Singapore Revealed as Longevity Progressive Nation
Longevity Industry in Singapore Growing, Driven by Progressive Governmental Action Plans and Social Policy Proposals for Healthy Longevity and AgeTech
Aging Analytics Agency’s new report outlines the Longevity Industry landscape in Singapore. It offers an in-depth overview of the history, present state and future of the Longevity Industry in Singapore. It profiles 30 native pioneers of longevity research in Singapore, 15 Longevity R&D centers, 10 non-governmental organizations, 15 thematic conferences from 2017 to 2019, 100 companies, and 80 investors in the Longevity sphere.
The Longevity Industry lies at the nexus of geroscience, advanced biomedicine, P3 (precision, preventive, and personalized) medicine, the AgeTech market, and finance. The complexity and regional diversity of this multidisciplinary sector requires country- and region-specific analysis. Longevity Industry in Singapore is part of a series of regional case studies of the Longevity Industry around the globe.
These regional studies follow two previous reports: Longevity Industry Landscape Overview Volume I “The Science of Longevity” (750 pages), and Volume II “The Business of Longevity” (650 pages).
The Business of Longevity predicted a fourth industrial revolution emerging from so-called “longevity-progressive” countries: nations that not only highly invest in the biotech sphere, such as the US or China, but are also capable of integrating AI into their economic, financial, and healthcare systems for the benefit of their aging populations. These tend to be small technocratic countries including those high on the World Economic Forum's Network Readiness Index.
Singapore is one such country. This report comprehensively documents the factors that make it well-suited as a global Longevity Industry hub, and explores how that potential could be further developed, particularly at a political level. In 2015, Singapore’s ministerial committee for aging has already launched an action plan for successful aging, consisting of a multi-pronged approach that includes preventive and active aging programs that begin at the early age of 40.
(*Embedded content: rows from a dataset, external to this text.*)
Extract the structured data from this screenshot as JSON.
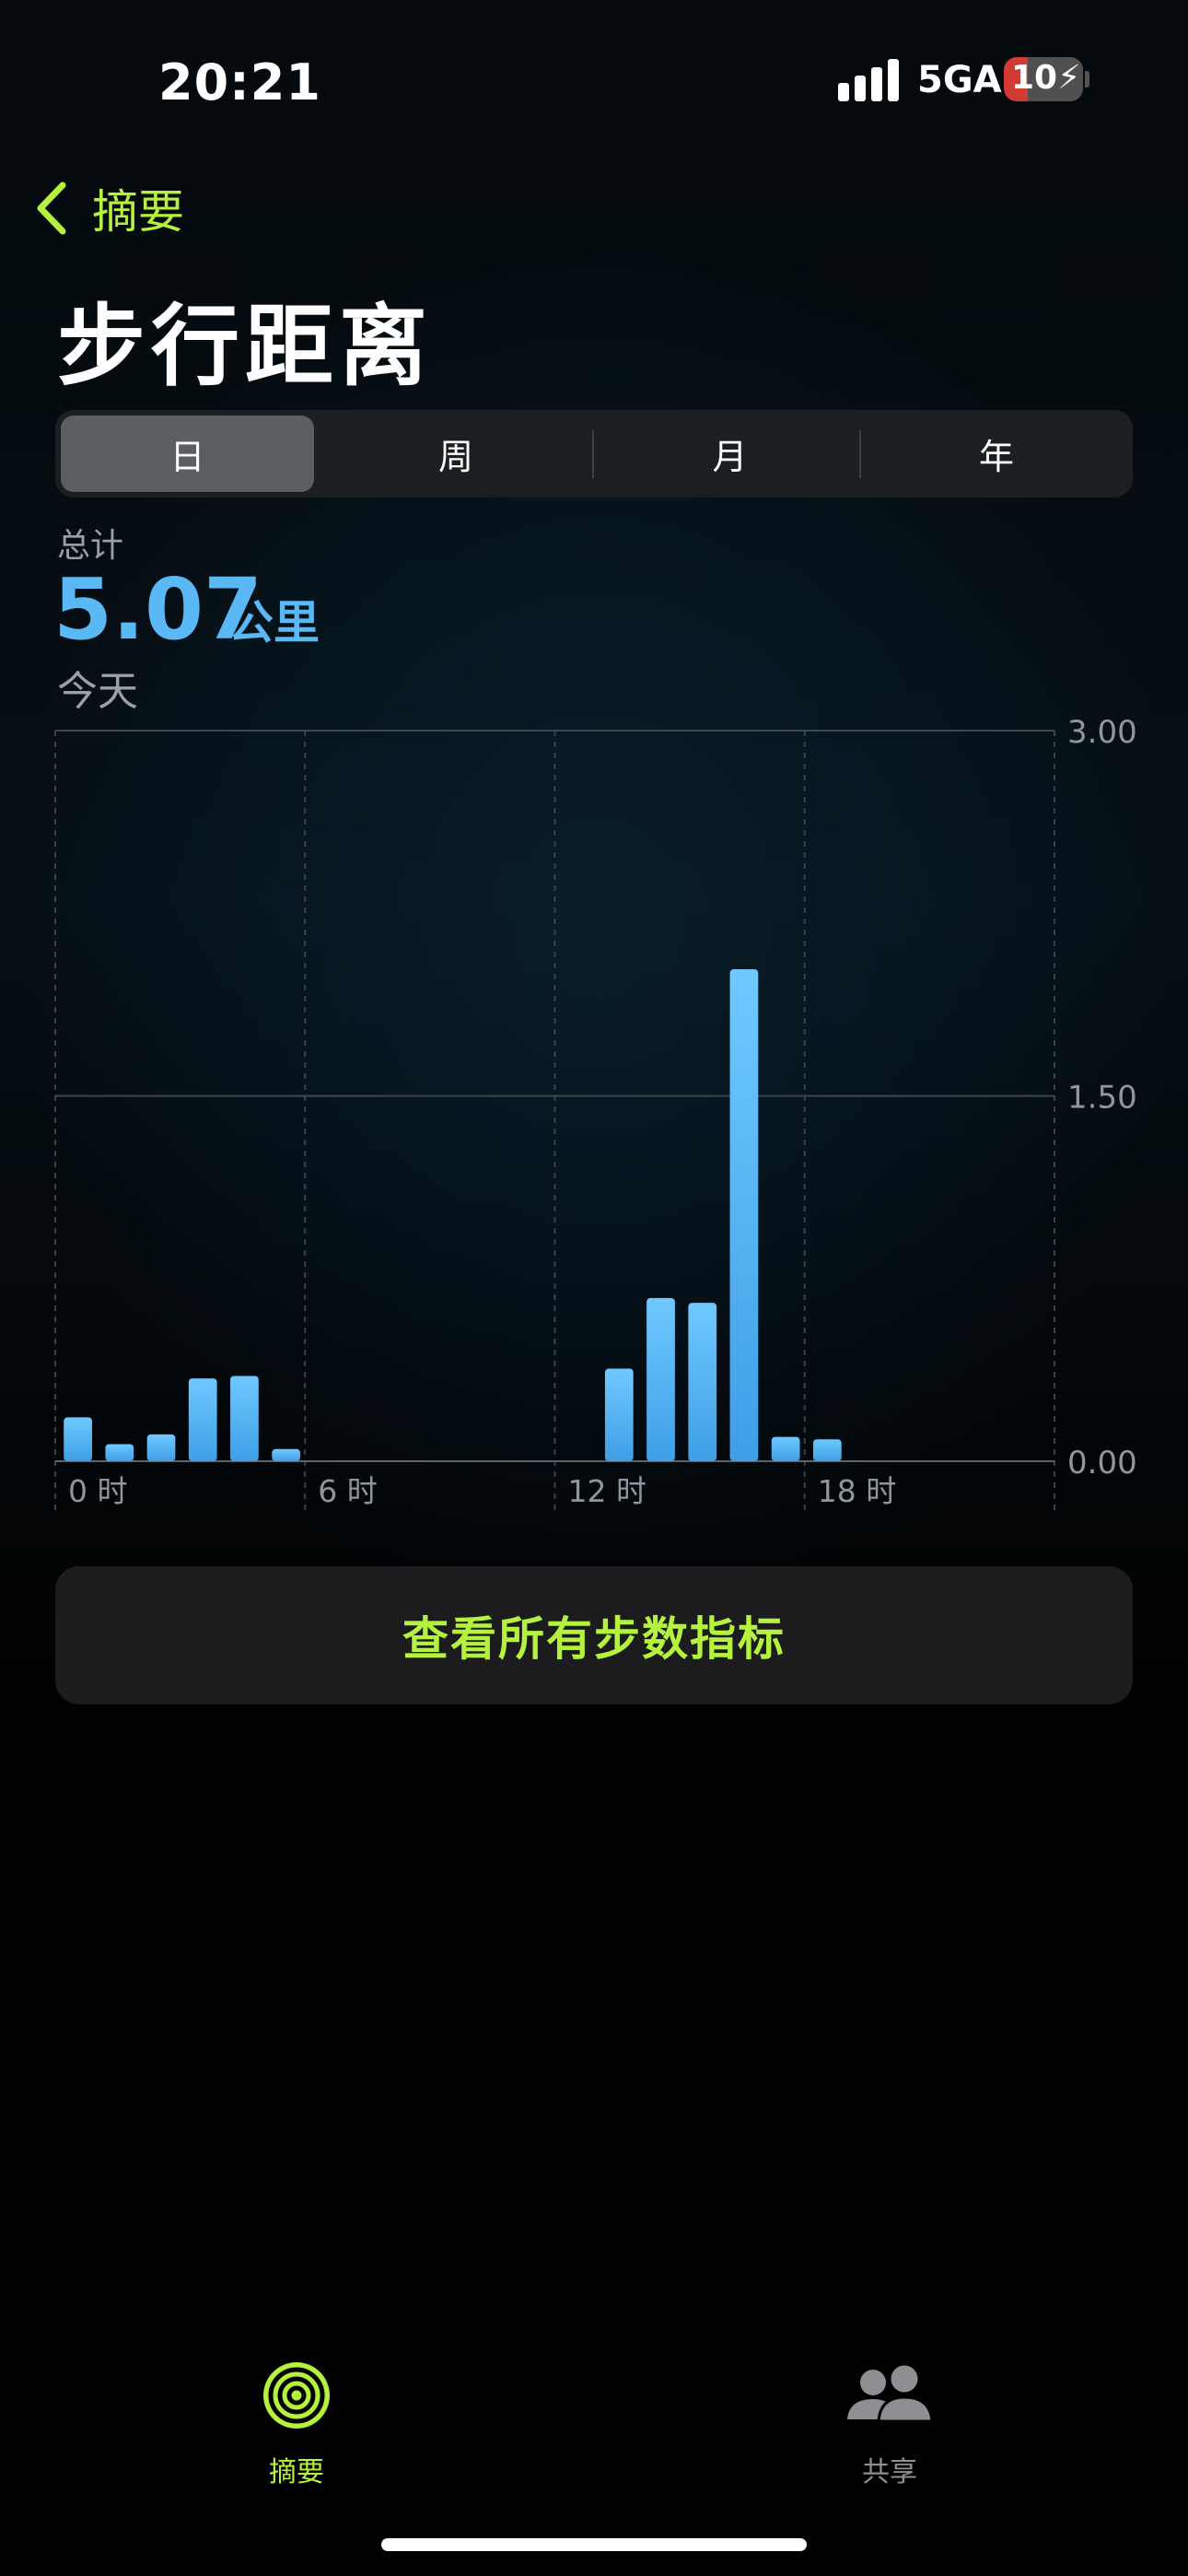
{
  "status_bar": {
    "time": "20:21",
    "network": "5GA",
    "battery": "10",
    "battery_level": 0.1,
    "icons": [
      "signal-icon",
      "battery-charging-icon"
    ]
  },
  "nav": {
    "back_label": "摘要",
    "back_icon": "chevron-left-icon",
    "title": "步行距离"
  },
  "segments": [
    {
      "label": "日",
      "selected": true
    },
    {
      "label": "周",
      "selected": false
    },
    {
      "label": "月",
      "selected": false
    },
    {
      "label": "年",
      "selected": false
    }
  ],
  "summary": {
    "total_label": "总计",
    "value": "5.07",
    "unit": "公里",
    "period": "今天"
  },
  "chart_data": {
    "type": "bar",
    "x": [
      0,
      1,
      2,
      3,
      4,
      5,
      13,
      14,
      15,
      16,
      17,
      18
    ],
    "values": [
      0.18,
      0.07,
      0.11,
      0.34,
      0.35,
      0.05,
      0.38,
      0.67,
      0.65,
      2.02,
      0.1,
      0.09
    ],
    "xlim": [
      0,
      24
    ],
    "ylim": [
      0,
      3
    ],
    "x_ticks": [
      "0 时",
      "6 时",
      "12 时",
      "18 时"
    ],
    "y_ticks": [
      "0.00",
      "1.50",
      "3.00"
    ],
    "bar_color": "#5ab8f5",
    "grid": true
  },
  "action_button": "查看所有步数指标",
  "tab_bar": {
    "summary": {
      "label": "摘要",
      "icon": "activity-rings-icon",
      "active": true
    },
    "sharing": {
      "label": "共享",
      "icon": "people-icon",
      "active": false
    }
  },
  "colors": {
    "accent": "#b5f23d",
    "bar": "#5ab8f5",
    "inactive": "#8e8e93"
  }
}
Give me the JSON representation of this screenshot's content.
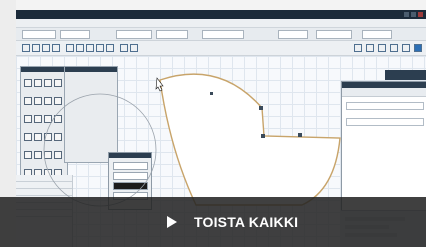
{
  "playlist_thumbnail": {
    "action_label": "TOISTA KAIKKI",
    "action_icon": "play-icon",
    "overlay_color": "#212121",
    "text_color": "#ffffff"
  },
  "screenshot": {
    "app_ui_colors": {
      "title_bar": "#1c2b3a",
      "panel_header": "#2c3e50",
      "shape_outline": "#c8a46a",
      "grid": "#dfe6ee"
    }
  }
}
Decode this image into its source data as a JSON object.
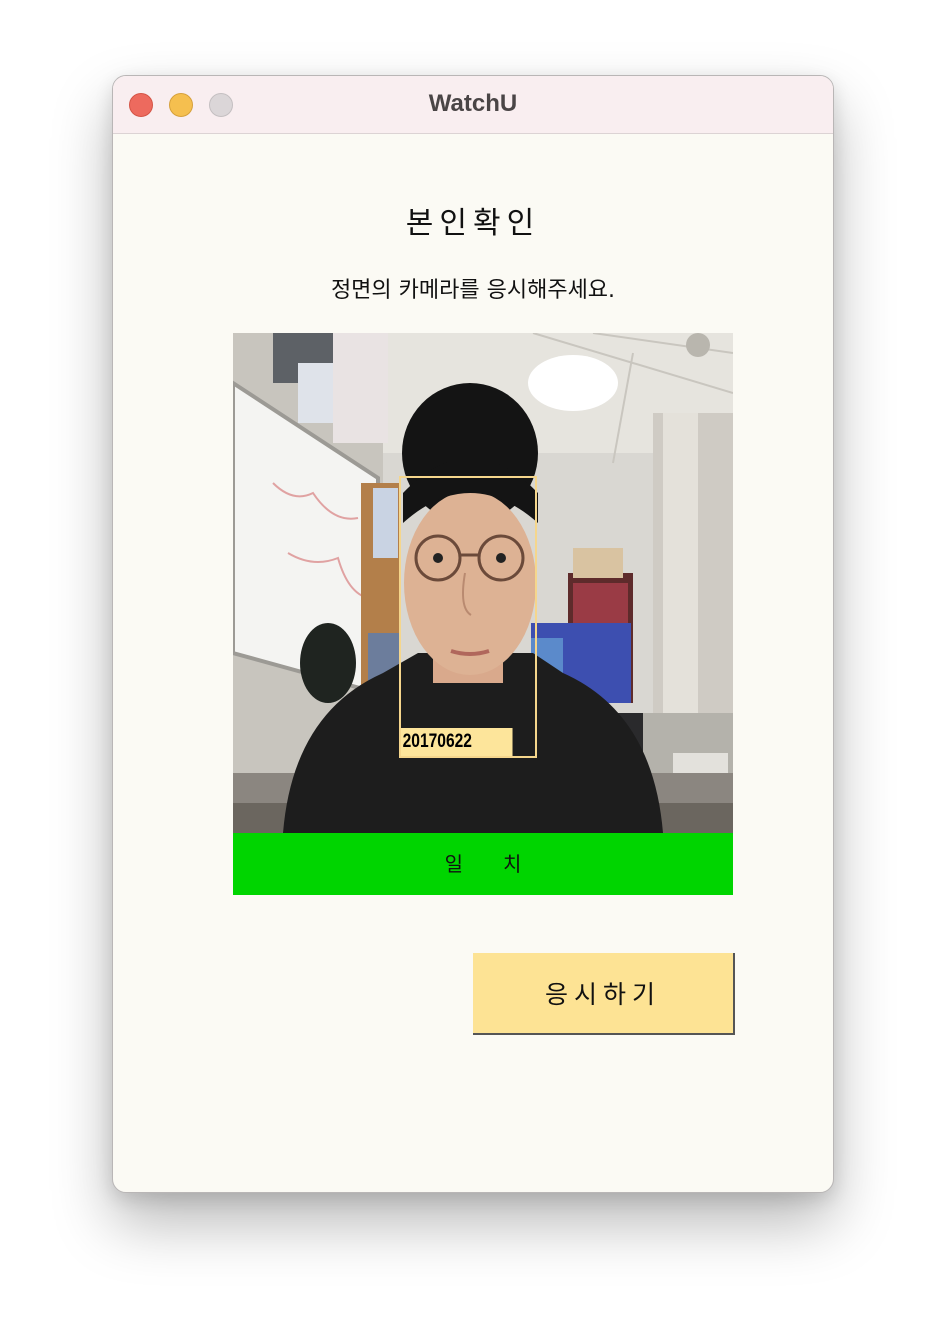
{
  "window": {
    "title": "WatchU"
  },
  "main": {
    "heading": "본인확인",
    "instruction": "정면의 카메라를 응시해주세요."
  },
  "camera": {
    "detected_id": "20170622",
    "match_status": "일치",
    "status_color": "#00d500",
    "box_color": "#f5d68c"
  },
  "actions": {
    "start_label": "응시하기",
    "button_color": "#fde394"
  },
  "icons": [
    "close-icon",
    "minimize-icon",
    "maximize-icon"
  ]
}
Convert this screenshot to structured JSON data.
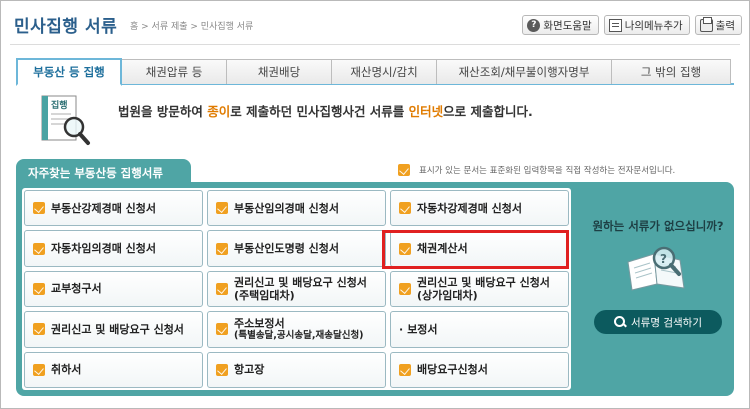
{
  "header": {
    "title": "민사집행 서류",
    "breadcrumb": "홈 > 서류 제출 > 민사집행 서류",
    "buttons": {
      "help": "화면도움말",
      "my_menu": "나의메뉴추가",
      "print": "출력"
    }
  },
  "tabs": [
    {
      "label": "부동산 등 집행",
      "active": true
    },
    {
      "label": "채권압류 등",
      "active": false
    },
    {
      "label": "채권배당",
      "active": false
    },
    {
      "label": "재산명시/감치",
      "active": false
    },
    {
      "label": "재산조회/채무불이행자명부",
      "active": false
    },
    {
      "label": "그 밖의 집행",
      "active": false
    }
  ],
  "intro": {
    "icon_label": "집행",
    "part1": "법원을 방문하여 ",
    "highlight1": "종이",
    "part2": "로 제출하던 민사집행사건 서류를 ",
    "highlight2": "인터넷",
    "part3": "으로 제출합니다."
  },
  "panel": {
    "title": "자주찾는 부동산등 집행서류",
    "note": "표시가 있는 문서는 표준화된 입력항목을 직접 작성하는 전자문서입니다.",
    "items": [
      {
        "label": "부동산강제경매 신청서",
        "sub": ""
      },
      {
        "label": "부동산임의경매 신청서",
        "sub": ""
      },
      {
        "label": "자동차강제경매 신청서",
        "sub": ""
      },
      {
        "label": "자동차임의경매 신청서",
        "sub": ""
      },
      {
        "label": "부동산인도명령 신청서",
        "sub": ""
      },
      {
        "label": "채권계산서",
        "sub": ""
      },
      {
        "label": "교부청구서",
        "sub": ""
      },
      {
        "label": "권리신고 및 배당요구 신청서",
        "sub": "(주택임대차)"
      },
      {
        "label": "권리신고 및 배당요구 신청서",
        "sub": "(상가임대차)"
      },
      {
        "label": "권리신고 및 배당요구 신청서",
        "sub": ""
      },
      {
        "label": "주소보정서",
        "sub": "(특별송달,공시송달,재송달신청)"
      },
      {
        "label": "보정서",
        "sub": ""
      },
      {
        "label": "취하서",
        "sub": ""
      },
      {
        "label": "항고장",
        "sub": ""
      },
      {
        "label": "배당요구신청서",
        "sub": ""
      }
    ],
    "side": {
      "question": "원하는 서류가 없으십니까?",
      "search_button": "서류명 검색하기"
    }
  },
  "colors": {
    "title_blue": "#2b5f8c",
    "tab_accent": "#6db7d9",
    "panel_teal": "#4fa5a5",
    "search_button": "#0c5a5e",
    "highlight_orange": "#e07b00",
    "edoc_icon": "#f0a020",
    "selection_red": "#e02020"
  }
}
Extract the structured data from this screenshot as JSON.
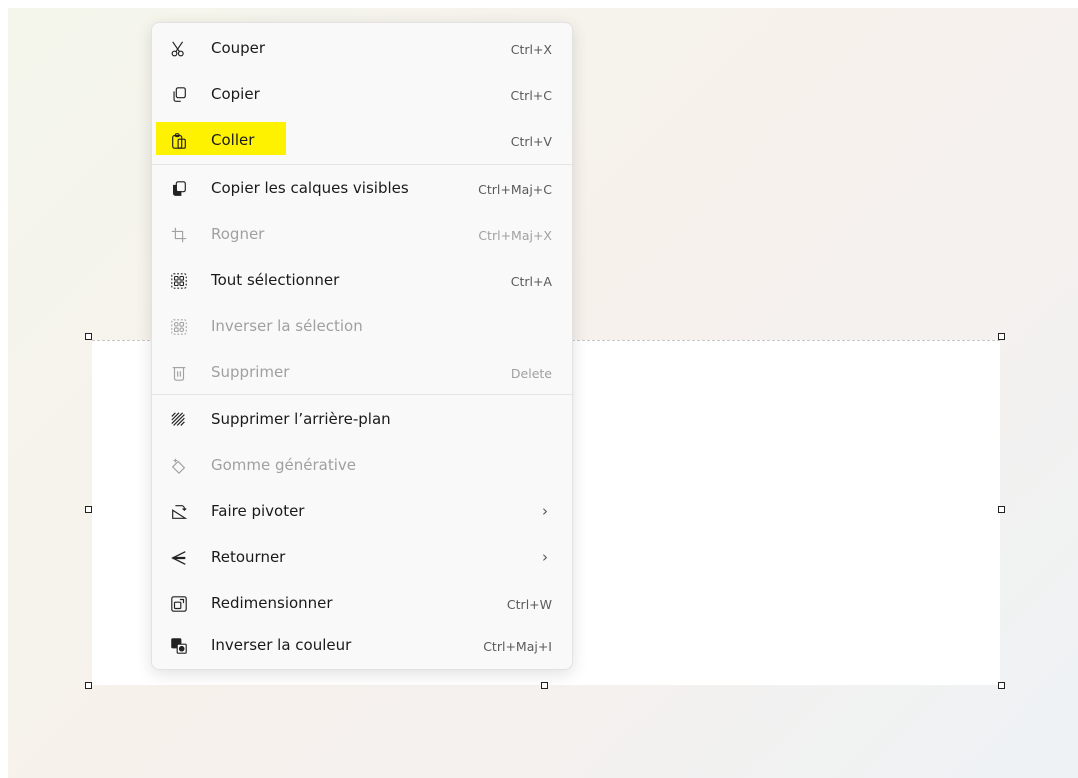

Singapore has also embraced the rising sector of AgeTech to help the country improve the quality of life and levels of social engagement of its elderly population. AgeTech technologies, which encompasses any digital technology that aid the elderly, are being rapidly